--- Records Enclosed Below ---

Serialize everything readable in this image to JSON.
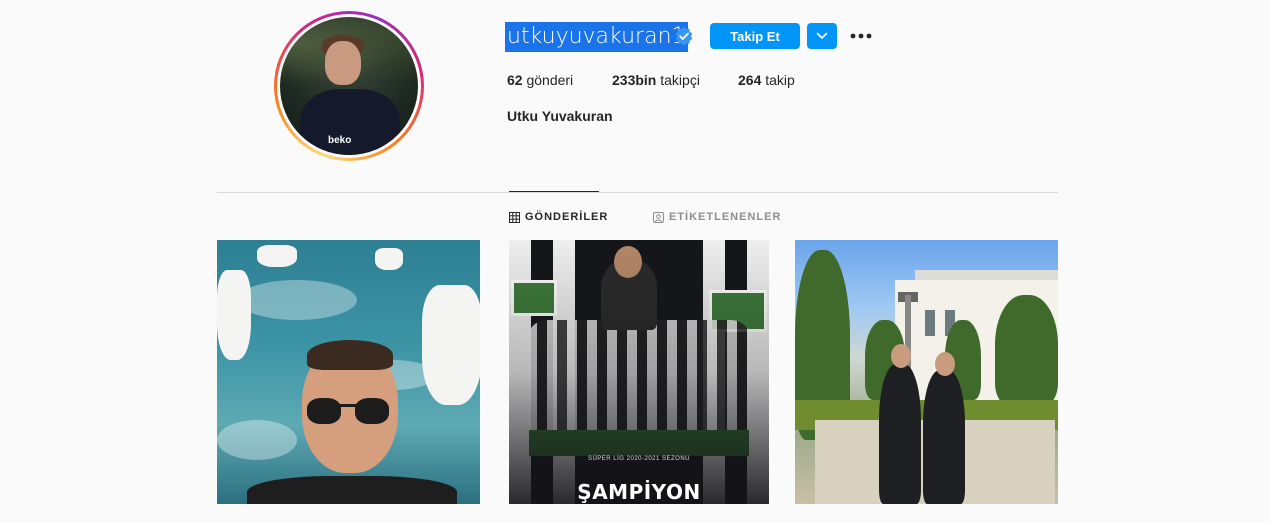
{
  "profile": {
    "username": "utkuyuvakuran1",
    "verified": true,
    "follow_label": "Takip Et",
    "full_name": "Utku Yuvakuran",
    "avatar_logo_text": "beko"
  },
  "stats": [
    {
      "value": "62",
      "label": "gönderi"
    },
    {
      "value": "233bin",
      "label": "takipçi"
    },
    {
      "value": "264",
      "label": "takip"
    }
  ],
  "tabs": [
    {
      "label": "GÖNDERİLER",
      "icon": "grid-icon",
      "active": true
    },
    {
      "label": "ETİKETLENENLER",
      "icon": "tagged-icon",
      "active": false
    }
  ],
  "posts": [
    {
      "subject": "boat-selfie"
    },
    {
      "subject": "champions-poster",
      "subtitle": "SÜPER LİG 2020-2021 SEZONU",
      "title": "ŞAMPİYON"
    },
    {
      "subject": "two-players-garden"
    }
  ],
  "colors": {
    "accent": "#0095f6",
    "verified": "#3897f0",
    "selection": "#1a73e8",
    "text": "#262626",
    "muted": "#8e8e8e",
    "border": "#dbdbdb",
    "background": "#fafafa"
  }
}
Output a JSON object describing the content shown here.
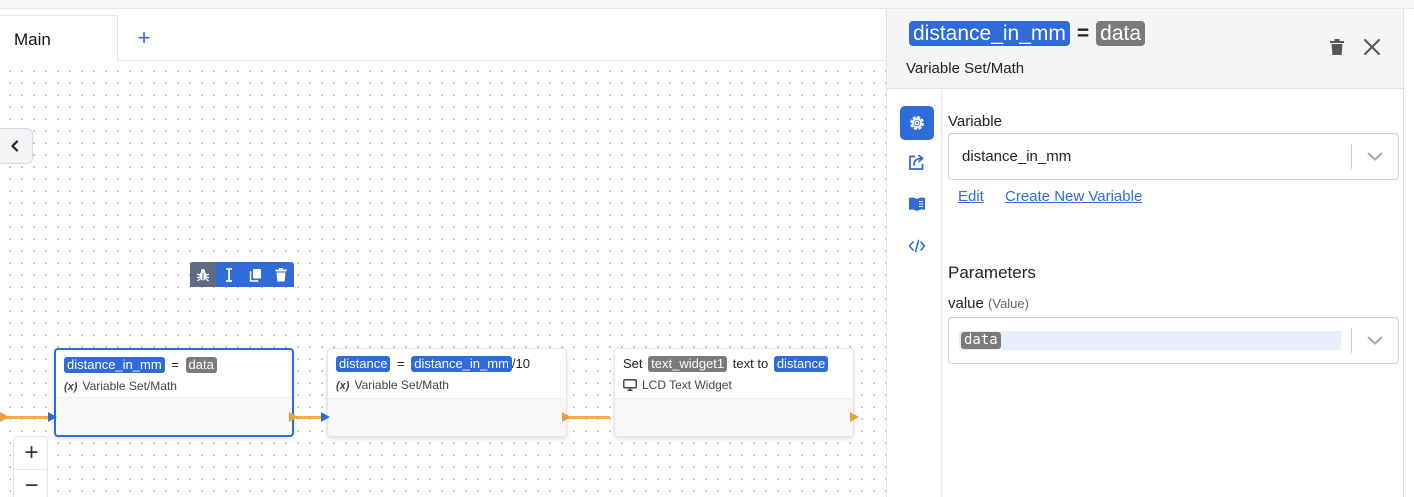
{
  "tabs": {
    "main_label": "Main",
    "add_label": "+"
  },
  "canvas": {
    "zoom_in_label": "+",
    "zoom_out_label": "−"
  },
  "nodes": [
    {
      "lhs": "distance_in_mm",
      "op": "=",
      "rhs": "data",
      "type_icon": "(x)",
      "type_label": "Variable Set/Math"
    },
    {
      "lhs": "distance",
      "op": "=",
      "rhs": "distance_in_mm",
      "suffix": "/10",
      "type_icon": "(x)",
      "type_label": "Variable Set/Math"
    },
    {
      "prefix": "Set",
      "widget": "text_widget1",
      "middle": "text to",
      "value": "distance",
      "type_label": "LCD Text Widget"
    }
  ],
  "node_toolbar": {
    "icons": [
      "bug-icon",
      "text-cursor-icon",
      "copy-icon",
      "trash-icon"
    ]
  },
  "panel": {
    "title_lhs": "distance_in_mm",
    "title_op": "=",
    "title_rhs": "data",
    "subtitle": "Variable Set/Math",
    "rail_icons": [
      "gear-icon",
      "share-icon",
      "book-icon",
      "code-icon"
    ],
    "variable_label": "Variable",
    "variable_value": "distance_in_mm",
    "edit_link": "Edit",
    "create_link": "Create New Variable",
    "parameters_heading": "Parameters",
    "value_label": "value",
    "value_hint": "(Value)",
    "value_token": "data"
  },
  "colors": {
    "accent": "#2f6bd9",
    "wire": "#f0b23d",
    "token_gray": "#7a7a7a"
  }
}
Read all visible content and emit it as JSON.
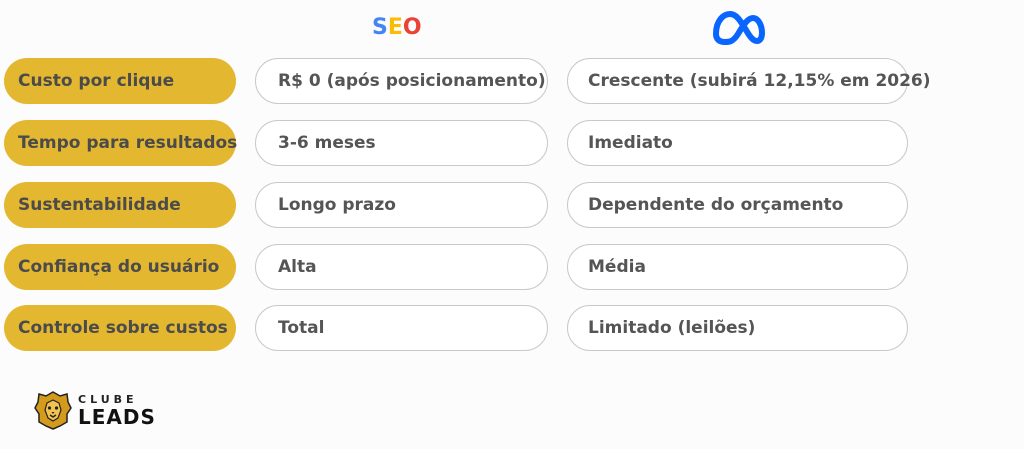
{
  "header": {
    "col1_logo": {
      "text": [
        "S",
        "E",
        "O"
      ],
      "colors": [
        "#4285F4",
        "#FBBC05",
        "#EA4335"
      ]
    },
    "col2_logo": {
      "icon": "meta-infinity-icon",
      "color": "#0866FF"
    }
  },
  "rows": [
    {
      "label": "Custo por clique",
      "seo": "R$ 0 (após posicionamento)",
      "meta": "Crescente (subirá 12,15% em 2026)"
    },
    {
      "label": "Tempo para resultados",
      "seo": "3-6 meses",
      "meta": "Imediato"
    },
    {
      "label": "Sustentabilidade",
      "seo": "Longo prazo",
      "meta": "Dependente do orçamento"
    },
    {
      "label": "Confiança do usuário",
      "seo": "Alta",
      "meta": "Média"
    },
    {
      "label": "Controle sobre custos",
      "seo": "Total",
      "meta": "Limitado (leilões)"
    }
  ],
  "brand": {
    "top": "CLUBE",
    "bottom": "LEADS",
    "icon": "lion-icon"
  },
  "colors": {
    "label_bg": "#e3b72f",
    "cell_border": "#c9c9c9"
  }
}
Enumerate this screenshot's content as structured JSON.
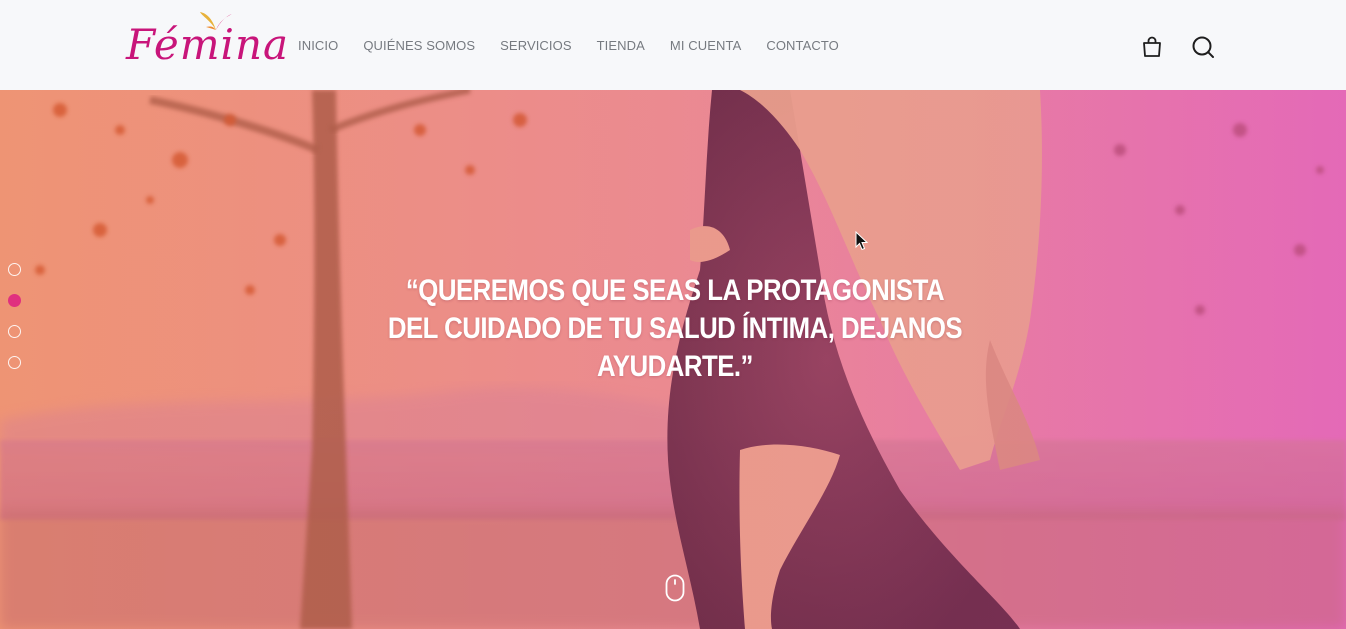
{
  "brand": {
    "logo_text": "Fémina",
    "brand_color": "#c8157a"
  },
  "nav": {
    "items": [
      {
        "label": "INICIO"
      },
      {
        "label": "QUIÉNES SOMOS"
      },
      {
        "label": "SERVICIOS"
      },
      {
        "label": "TIENDA"
      },
      {
        "label": "MI CUENTA"
      },
      {
        "label": "CONTACTO"
      }
    ]
  },
  "header_icons": {
    "cart": "shopping-bag-icon",
    "search": "search-icon"
  },
  "hero": {
    "quote": "“QUEREMOS QUE SEAS LA PROTAGONISTA DEL CUIDADO DE TU SALUD ÍNTIMA, DEJANOS AYUDARTE.”",
    "slide_count": 4,
    "active_slide": 2,
    "scroll_icon": "mouse-scroll-icon",
    "accent_color": "#e0307f"
  }
}
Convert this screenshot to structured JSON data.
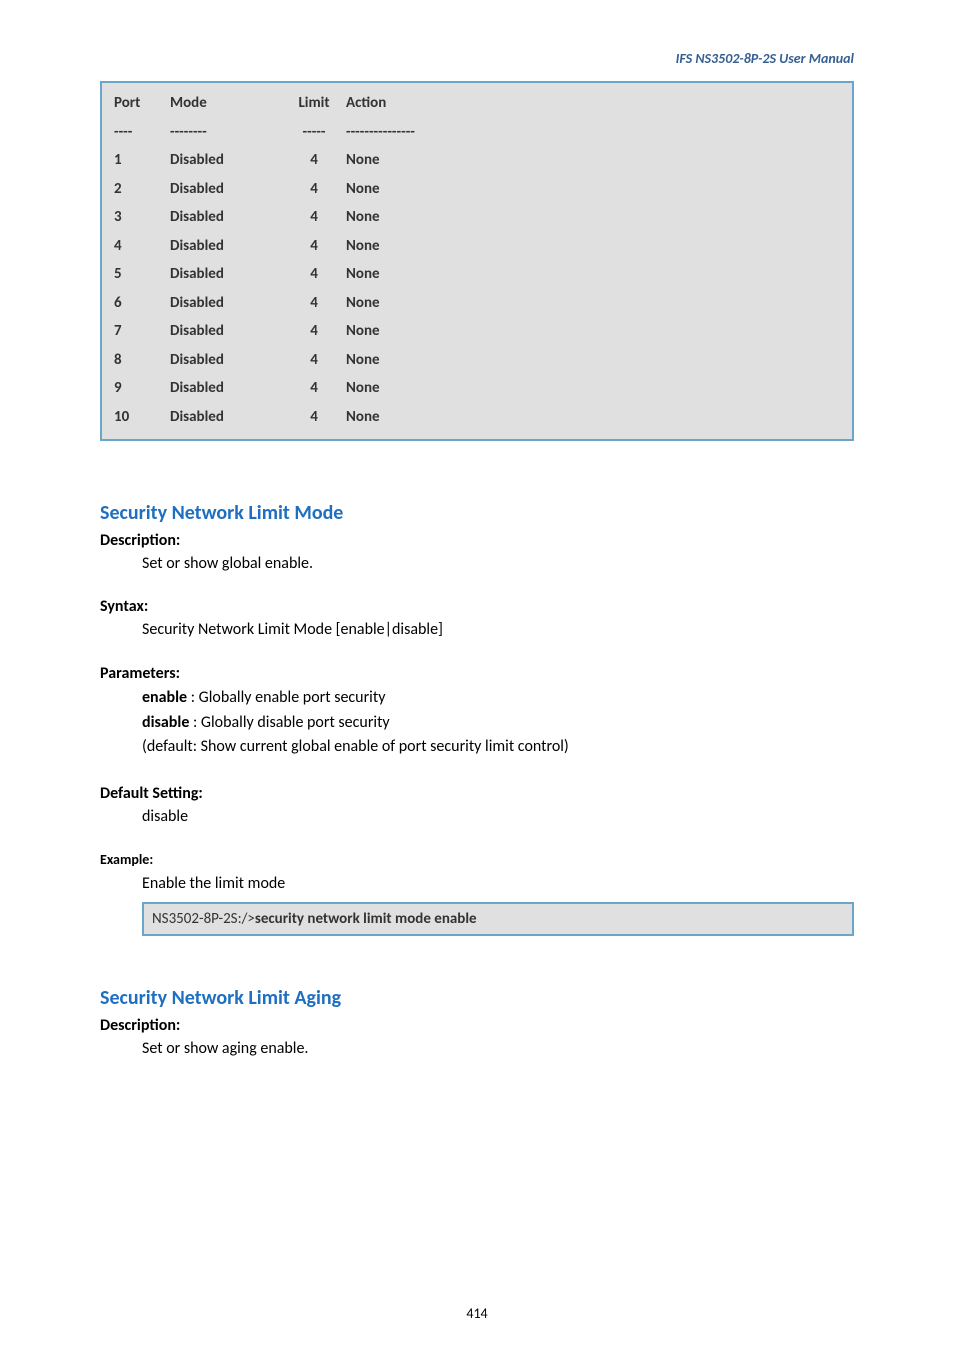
{
  "header": "IFS  NS3502-8P-2S  User  Manual",
  "port_table": {
    "columns": [
      "Port",
      "Mode",
      "Limit",
      "Action"
    ],
    "divider": [
      "----",
      "--------",
      "-----",
      "---------------"
    ],
    "rows": [
      {
        "port": "1",
        "mode": "Disabled",
        "limit": "4",
        "action": "None"
      },
      {
        "port": "2",
        "mode": "Disabled",
        "limit": "4",
        "action": "None"
      },
      {
        "port": "3",
        "mode": "Disabled",
        "limit": "4",
        "action": "None"
      },
      {
        "port": "4",
        "mode": "Disabled",
        "limit": "4",
        "action": "None"
      },
      {
        "port": "5",
        "mode": "Disabled",
        "limit": "4",
        "action": "None"
      },
      {
        "port": "6",
        "mode": "Disabled",
        "limit": "4",
        "action": "None"
      },
      {
        "port": "7",
        "mode": "Disabled",
        "limit": "4",
        "action": "None"
      },
      {
        "port": "8",
        "mode": "Disabled",
        "limit": "4",
        "action": "None"
      },
      {
        "port": "9",
        "mode": "Disabled",
        "limit": "4",
        "action": "None"
      },
      {
        "port": "10",
        "mode": "Disabled",
        "limit": "4",
        "action": "None"
      }
    ]
  },
  "section1": {
    "title": "Security Network Limit Mode",
    "desc_label": "Description:",
    "desc_text": "Set or show global enable.",
    "syntax_label": "Syntax:",
    "syntax_text": "Security Network Limit Mode [enable|disable]",
    "params_label": "Parameters:",
    "param_enable_key": "enable",
    "param_enable_text": " : Globally enable port security",
    "param_disable_key": "disable",
    "param_disable_text": " : Globally disable port security",
    "param_default": "(default: Show current global enable of port security limit control)",
    "default_label": "Default Setting:",
    "default_text": "disable",
    "example_label": "Example:",
    "example_text": "Enable the limit mode",
    "cli_prompt": "NS3502-8P-2S:/>",
    "cli_cmd": "security network limit mode enable"
  },
  "section2": {
    "title": "Security Network Limit Aging",
    "desc_label": "Description:",
    "desc_text": "Set or show aging enable."
  },
  "page_number": "414"
}
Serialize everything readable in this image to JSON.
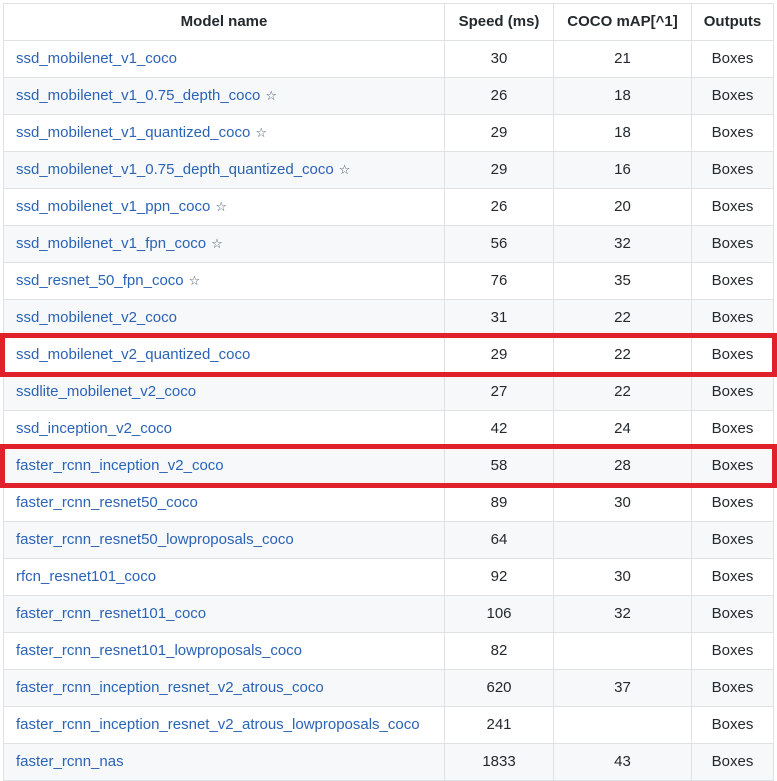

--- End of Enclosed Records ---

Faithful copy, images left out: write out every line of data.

Response area:
Serialize everything readable in this image to JSON.
{
  "profile": {
    "username": "utkuyuvakuran1",
    "verified": true,
    "follow_label": "Takip Et",
    "full_name": "Utku Yuvakuran",
    "avatar_logo_text": "beko"
  },
  "stats": [
    {
      "value": "62",
      "label": "gönderi"
    },
    {
      "value": "233bin",
      "label": "takipçi"
    },
    {
      "value": "264",
      "label": "takip"
    }
  ],
  "tabs": [
    {
      "label": "GÖNDERİLER",
      "icon": "grid-icon",
      "active": true
    },
    {
      "label": "ETİKETLENENLER",
      "icon": "tagged-icon",
      "active": false
    }
  ],
  "posts": [
    {
      "subject": "boat-selfie"
    },
    {
      "subject": "champions-poster",
      "subtitle": "SÜPER LİG 2020-2021 SEZONU",
      "title": "ŞAMPİYON"
    },
    {
      "subject": "two-players-garden"
    }
  ],
  "colors": {
    "accent": "#0095f6",
    "verified": "#3897f0",
    "selection": "#1a73e8",
    "text": "#262626",
    "muted": "#8e8e8e",
    "border": "#dbdbdb",
    "background": "#fafafa"
  }
}
Output a JSON object describing the content shown here.
{
  "tabs": {
    "main_label": "Main",
    "add_label": "+"
  },
  "canvas": {
    "zoom_in_label": "+",
    "zoom_out_label": "−"
  },
  "nodes": [
    {
      "lhs": "distance_in_mm",
      "op": "=",
      "rhs": "data",
      "type_icon": "(x)",
      "type_label": "Variable Set/Math"
    },
    {
      "lhs": "distance",
      "op": "=",
      "rhs": "distance_in_mm",
      "suffix": "/10",
      "type_icon": "(x)",
      "type_label": "Variable Set/Math"
    },
    {
      "prefix": "Set",
      "widget": "text_widget1",
      "middle": "text to",
      "value": "distance",
      "type_label": "LCD Text Widget"
    }
  ],
  "node_toolbar": {
    "icons": [
      "bug-icon",
      "text-cursor-icon",
      "copy-icon",
      "trash-icon"
    ]
  },
  "panel": {
    "title_lhs": "distance_in_mm",
    "title_op": "=",
    "title_rhs": "data",
    "subtitle": "Variable Set/Math",
    "rail_icons": [
      "gear-icon",
      "share-icon",
      "book-icon",
      "code-icon"
    ],
    "variable_label": "Variable",
    "variable_value": "distance_in_mm",
    "edit_link": "Edit",
    "create_link": "Create New Variable",
    "parameters_heading": "Parameters",
    "value_label": "value",
    "value_hint": "(Value)",
    "value_token": "data"
  },
  "colors": {
    "accent": "#2f6bd9",
    "wire": "#f0b23d",
    "token_gray": "#7a7a7a"
  }
}
Read all visible content and emit it as JSON.
{
  "header": {
    "col1_logo": {
      "text": [
        "S",
        "E",
        "O"
      ],
      "colors": [
        "#4285F4",
        "#FBBC05",
        "#EA4335"
      ]
    },
    "col2_logo": {
      "icon": "meta-infinity-icon",
      "color": "#0866FF"
    }
  },
  "rows": [
    {
      "label": "Custo por clique",
      "seo": "R$ 0 (após posicionamento)",
      "meta": "Crescente (subirá 12,15% em 2026)"
    },
    {
      "label": "Tempo para resultados",
      "seo": "3-6 meses",
      "meta": "Imediato"
    },
    {
      "label": "Sustentabilidade",
      "seo": "Longo prazo",
      "meta": "Dependente do orçamento"
    },
    {
      "label": "Confiança do usuário",
      "seo": "Alta",
      "meta": "Média"
    },
    {
      "label": "Controle sobre custos",
      "seo": "Total",
      "meta": "Limitado (leilões)"
    }
  ],
  "brand": {
    "top": "CLUBE",
    "bottom": "LEADS",
    "icon": "lion-icon"
  },
  "colors": {
    "label_bg": "#e3b72f",
    "cell_border": "#c9c9c9"
  }
}
Enumerate this screenshot's content as structured JSON.
{
  "brand": {
    "logo_text": "Fémina",
    "brand_color": "#c8157a"
  },
  "nav": {
    "items": [
      {
        "label": "INICIO"
      },
      {
        "label": "QUIÉNES SOMOS"
      },
      {
        "label": "SERVICIOS"
      },
      {
        "label": "TIENDA"
      },
      {
        "label": "MI CUENTA"
      },
      {
        "label": "CONTACTO"
      }
    ]
  },
  "header_icons": {
    "cart": "shopping-bag-icon",
    "search": "search-icon"
  },
  "hero": {
    "quote": "“QUEREMOS QUE SEAS LA PROTAGONISTA DEL CUIDADO DE TU SALUD ÍNTIMA, DEJANOS AYUDARTE.”",
    "slide_count": 4,
    "active_slide": 2,
    "scroll_icon": "mouse-scroll-icon",
    "accent_color": "#e0307f"
  }
}
Convert this screenshot to structured JSON data.
{
  "header": "IFS  NS3502-8P-2S  User  Manual",
  "port_table": {
    "columns": [
      "Port",
      "Mode",
      "Limit",
      "Action"
    ],
    "divider": [
      "----",
      "--------",
      "-----",
      "---------------"
    ],
    "rows": [
      {
        "port": "1",
        "mode": "Disabled",
        "limit": "4",
        "action": "None"
      },
      {
        "port": "2",
        "mode": "Disabled",
        "limit": "4",
        "action": "None"
      },
      {
        "port": "3",
        "mode": "Disabled",
        "limit": "4",
        "action": "None"
      },
      {
        "port": "4",
        "mode": "Disabled",
        "limit": "4",
        "action": "None"
      },
      {
        "port": "5",
        "mode": "Disabled",
        "limit": "4",
        "action": "None"
      },
      {
        "port": "6",
        "mode": "Disabled",
        "limit": "4",
        "action": "None"
      },
      {
        "port": "7",
        "mode": "Disabled",
        "limit": "4",
        "action": "None"
      },
      {
        "port": "8",
        "mode": "Disabled",
        "limit": "4",
        "action": "None"
      },
      {
        "port": "9",
        "mode": "Disabled",
        "limit": "4",
        "action": "None"
      },
      {
        "port": "10",
        "mode": "Disabled",
        "limit": "4",
        "action": "None"
      }
    ]
  },
  "section1": {
    "title": "Security Network Limit Mode",
    "desc_label": "Description:",
    "desc_text": "Set or show global enable.",
    "syntax_label": "Syntax:",
    "syntax_text": "Security Network Limit Mode [enable|disable]",
    "params_label": "Parameters:",
    "param_enable_key": "enable",
    "param_enable_text": " : Globally enable port security",
    "param_disable_key": "disable",
    "param_disable_text": " : Globally disable port security",
    "param_default": "(default: Show current global enable of port security limit control)",
    "default_label": "Default Setting:",
    "default_text": "disable",
    "example_label": "Example:",
    "example_text": "Enable the limit mode",
    "cli_prompt": "NS3502-8P-2S:/>",
    "cli_cmd": "security network limit mode enable"
  },
  "section2": {
    "title": "Security Network Limit Aging",
    "desc_label": "Description:",
    "desc_text": "Set or show aging enable."
  },
  "page_number": "414"
}
Serialize everything readable in this image to JSON.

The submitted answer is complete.